"The hairdressers, for example, it's only seven people allowed to work at a time," she said. "So, some of them are only getting two or three shifts a week. That's a big difference when you're used to working five days a week. Before I had Mila, I used to go in and work two or three 12-hour days a week to get my hours in, and I used to always work extra hours. There was never an issue with it. … (I'm) not saying that I'd go back and work all 12-hour shifts, but if I can't even work a normal eight-hour day, it's obviously going to affect my hours."
Knowing how uncertain the next few months are, Samantha doubts she can realistically expect to get enough hours of work in before her next child is born.
"Especially if anything was to happen, if we did have (a second wave) or our hours do get reduced."
Looking for answers
Samantha recently contacted Employment and Social Development Canada and the office of MP Seamus O'Regan. While she did not know their specific circumstances, Samantha told The Telegram she was aware of other pregnant women in the province worried about getting enough hours to qualify for the benefits. Samantha says the federal government must find a way to help pregnant women whose employment was affected by circumstances beyond their control. One option she suggests would be to temporarily lower the qualifying threshold for hours worked.
"It's just a crappy situation, with getting pregnant during COVID-19," she said.
If she cannot qualify for maternity benefits, Samantha says, she would have to consider going back to work and finding a family member who could help care for the children, because she expects it would be difficult to find child care for an infant. Another scenario would involve finding shifts that overlap with times when her husband will be home from work.
"You can't just sit home and take care of kids without any income at all," Samantha said.
In a statement released to The Telegram, an Employment and Social Development Canada spokeswoman wrote that the federal government is continuing to explore ways to help Canadians during a very uncertain period.
"We understand that workers who have been laid off and who are going on maternity or parental leave in a few months have questions with regards to their claims for maternity or parental benefits," the statement read.
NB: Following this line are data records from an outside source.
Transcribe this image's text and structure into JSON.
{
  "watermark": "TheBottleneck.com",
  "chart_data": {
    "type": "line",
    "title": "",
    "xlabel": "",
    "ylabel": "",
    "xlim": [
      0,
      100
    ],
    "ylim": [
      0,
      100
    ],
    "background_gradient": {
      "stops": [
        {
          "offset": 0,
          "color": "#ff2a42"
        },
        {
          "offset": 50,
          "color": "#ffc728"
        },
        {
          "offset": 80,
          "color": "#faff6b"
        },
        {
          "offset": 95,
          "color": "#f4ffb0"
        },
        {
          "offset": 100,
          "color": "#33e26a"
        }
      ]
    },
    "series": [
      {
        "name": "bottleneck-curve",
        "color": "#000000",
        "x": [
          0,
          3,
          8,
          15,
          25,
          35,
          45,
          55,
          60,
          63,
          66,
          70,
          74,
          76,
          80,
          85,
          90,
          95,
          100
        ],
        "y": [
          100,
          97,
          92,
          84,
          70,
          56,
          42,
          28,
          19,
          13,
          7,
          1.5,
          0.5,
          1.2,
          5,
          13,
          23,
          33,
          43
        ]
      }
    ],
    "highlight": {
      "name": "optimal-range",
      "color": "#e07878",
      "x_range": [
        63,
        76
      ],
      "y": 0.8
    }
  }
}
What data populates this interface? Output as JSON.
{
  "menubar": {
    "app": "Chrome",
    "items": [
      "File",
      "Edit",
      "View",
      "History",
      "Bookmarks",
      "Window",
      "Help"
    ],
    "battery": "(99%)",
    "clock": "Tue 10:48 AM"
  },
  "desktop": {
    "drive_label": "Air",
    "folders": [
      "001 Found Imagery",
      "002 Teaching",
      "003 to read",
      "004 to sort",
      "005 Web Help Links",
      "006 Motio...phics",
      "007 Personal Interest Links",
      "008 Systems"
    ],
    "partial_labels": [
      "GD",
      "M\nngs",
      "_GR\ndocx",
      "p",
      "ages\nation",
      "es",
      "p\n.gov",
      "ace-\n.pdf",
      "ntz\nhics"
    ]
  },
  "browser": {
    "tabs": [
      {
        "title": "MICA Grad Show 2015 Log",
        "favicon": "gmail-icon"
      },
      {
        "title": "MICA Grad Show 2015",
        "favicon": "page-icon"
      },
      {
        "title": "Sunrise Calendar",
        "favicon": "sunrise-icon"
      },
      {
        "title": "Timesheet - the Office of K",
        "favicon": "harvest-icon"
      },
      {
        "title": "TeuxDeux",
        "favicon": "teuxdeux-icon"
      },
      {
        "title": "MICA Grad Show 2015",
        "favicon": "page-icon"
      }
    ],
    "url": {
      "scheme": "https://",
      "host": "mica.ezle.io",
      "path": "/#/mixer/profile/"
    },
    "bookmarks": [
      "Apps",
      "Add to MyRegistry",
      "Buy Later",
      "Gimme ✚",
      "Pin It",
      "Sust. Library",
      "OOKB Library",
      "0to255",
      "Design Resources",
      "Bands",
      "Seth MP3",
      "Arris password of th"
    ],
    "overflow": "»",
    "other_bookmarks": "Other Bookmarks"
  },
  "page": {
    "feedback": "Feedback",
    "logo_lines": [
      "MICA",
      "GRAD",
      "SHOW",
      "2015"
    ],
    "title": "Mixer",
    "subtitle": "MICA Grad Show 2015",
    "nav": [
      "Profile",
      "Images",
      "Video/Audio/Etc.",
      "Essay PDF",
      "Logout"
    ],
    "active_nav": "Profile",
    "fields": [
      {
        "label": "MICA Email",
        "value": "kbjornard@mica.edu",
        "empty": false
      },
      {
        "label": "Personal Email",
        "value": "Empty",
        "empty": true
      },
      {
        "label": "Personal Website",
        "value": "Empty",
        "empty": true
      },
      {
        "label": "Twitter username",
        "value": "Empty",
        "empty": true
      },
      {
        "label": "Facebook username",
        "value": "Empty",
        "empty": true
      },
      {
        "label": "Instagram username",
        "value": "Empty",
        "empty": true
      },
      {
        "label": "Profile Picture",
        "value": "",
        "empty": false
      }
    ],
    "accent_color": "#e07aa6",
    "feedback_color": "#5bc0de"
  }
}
The statement noted eligibility criteria, including hours of work needed to quality for EI maternity and parental benefits, remains unchanged. It said parents laid off before March 15 would receive regular EI benefits, and the maximum number of weeks a person can claim regular EI benefits and maternity and standard parental benefits is 50 weeks, or longer for those who choose extended parental benefits at a lower rate.
Parents who lose a job and are EI eligible after March 15 would receive the Canada Emergency Response Benefit (CERB) for a maximum of 16 weeks and transition to EI maternity and parental benefits when eligible. Weeks for which they collect CERB will not affect the number of weeks of maternity and parental benefits they may receive, according to the statement.